Johannesburg – The Independent Regulatory Board for Auditors (IRBA) today announced that it will begin a process to implement Mandatory Audit Firm Rotation (MAFR) for audit firms to strengthen their independence from their clients. The Board’s decision to pursue MAFR is also aligned to its objective to enhance audit quality, which ultimately contributes to public and investor protection.
The decision follows a year long process of extensive research and industry consultation both locally and abroad on how best to enhance audit firm independence. Its decision does not exclude the possible inclusion of additional measures such as mandatory audit tendering or joint audits, as a combination with firm rotation, in certain circumstances.

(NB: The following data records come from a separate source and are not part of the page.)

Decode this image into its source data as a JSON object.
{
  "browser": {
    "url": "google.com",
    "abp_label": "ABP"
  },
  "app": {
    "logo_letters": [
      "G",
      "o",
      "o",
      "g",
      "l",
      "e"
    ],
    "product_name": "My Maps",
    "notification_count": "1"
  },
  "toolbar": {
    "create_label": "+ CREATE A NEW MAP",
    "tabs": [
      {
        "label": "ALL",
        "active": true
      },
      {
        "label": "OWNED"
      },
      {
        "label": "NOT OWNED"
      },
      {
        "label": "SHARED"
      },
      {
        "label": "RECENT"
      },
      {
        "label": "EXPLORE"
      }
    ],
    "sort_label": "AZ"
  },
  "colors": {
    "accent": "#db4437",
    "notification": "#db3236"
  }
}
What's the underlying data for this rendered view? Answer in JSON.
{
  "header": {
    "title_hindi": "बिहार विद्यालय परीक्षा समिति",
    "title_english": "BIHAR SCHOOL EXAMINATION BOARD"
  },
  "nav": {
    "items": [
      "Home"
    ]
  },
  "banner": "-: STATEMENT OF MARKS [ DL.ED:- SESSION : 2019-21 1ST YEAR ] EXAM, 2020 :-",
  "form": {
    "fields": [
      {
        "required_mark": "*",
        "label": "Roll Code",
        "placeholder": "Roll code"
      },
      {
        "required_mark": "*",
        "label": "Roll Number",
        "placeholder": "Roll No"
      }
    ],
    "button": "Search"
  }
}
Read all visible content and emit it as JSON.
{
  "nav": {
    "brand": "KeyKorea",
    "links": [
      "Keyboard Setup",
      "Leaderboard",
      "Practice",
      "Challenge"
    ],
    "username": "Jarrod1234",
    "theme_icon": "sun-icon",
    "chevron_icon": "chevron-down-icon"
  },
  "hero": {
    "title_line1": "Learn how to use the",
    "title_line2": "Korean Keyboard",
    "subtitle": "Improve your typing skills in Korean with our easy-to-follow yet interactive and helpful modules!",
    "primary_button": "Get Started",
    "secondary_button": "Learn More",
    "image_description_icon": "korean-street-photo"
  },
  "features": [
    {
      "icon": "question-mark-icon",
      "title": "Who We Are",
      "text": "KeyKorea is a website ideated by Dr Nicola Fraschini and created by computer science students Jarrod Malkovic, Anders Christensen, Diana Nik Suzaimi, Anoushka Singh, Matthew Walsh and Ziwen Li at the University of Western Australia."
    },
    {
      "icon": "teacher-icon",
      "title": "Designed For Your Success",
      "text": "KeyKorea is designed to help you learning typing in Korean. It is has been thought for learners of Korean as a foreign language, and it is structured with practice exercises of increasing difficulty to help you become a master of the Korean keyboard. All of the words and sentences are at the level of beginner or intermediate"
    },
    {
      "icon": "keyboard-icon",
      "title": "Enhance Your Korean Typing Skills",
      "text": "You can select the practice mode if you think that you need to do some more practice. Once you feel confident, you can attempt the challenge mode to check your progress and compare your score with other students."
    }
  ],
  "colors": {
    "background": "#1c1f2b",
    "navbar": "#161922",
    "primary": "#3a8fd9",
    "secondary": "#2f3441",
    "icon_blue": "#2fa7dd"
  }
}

The IRBA intends to further consult on implementation of the new requirements, as the Board plans to engage with business around the associated steps and milestones to be accomplished. In reality, says the Board, both companies and their audit firms will also need to make plans to adopt the change into their procurement and operational planning.
While the primary objective of MAFR is to strengthen auditor independence, the Board also confirmed that MAFR will increase access to the audit market as well as promote transformation in the profession.
Says Bernard Agulhas, CEO of the IRBA: “Our latest inspections findings includes independence issues as one of the top five findings amongst the audits of financial statements. This is consistent with global inspections results. In a South African context, the IRBA Board has also recognised the challenges with lack of economic transformation, and domination by certain firms within the profession. Out of the 353 audit partners who sign off on the financial statements of all JSE listed companies, only nine are Black African and over 90% are audited by a few firms. We will only see true empowerment when opportunities are provided equally amongst everyone”.
Worldwide, notably in the UK and EU, as well as in some of the BRICS countries, governments and regulators are taking steps to focus on the independence of auditors, specifically through MAFR, as critical to the credibility and transparency of audited accounts, thereby enhancing public and investor confidence in the accuracy of financial reporting.
Concludes Agulhas: “We accept that any change to the status quo will be met with some resistance. However, the ultimate mandate of the IRBA is to enhance and ensure investor protection. Investor protection is facilitated when financial statements are reliable, credible and trustworthy – a crucial component of creating the necessary confidence in financial statements, and consequently the financial markets, is the knowledge that the auditors are independent when they report to the shareholders”.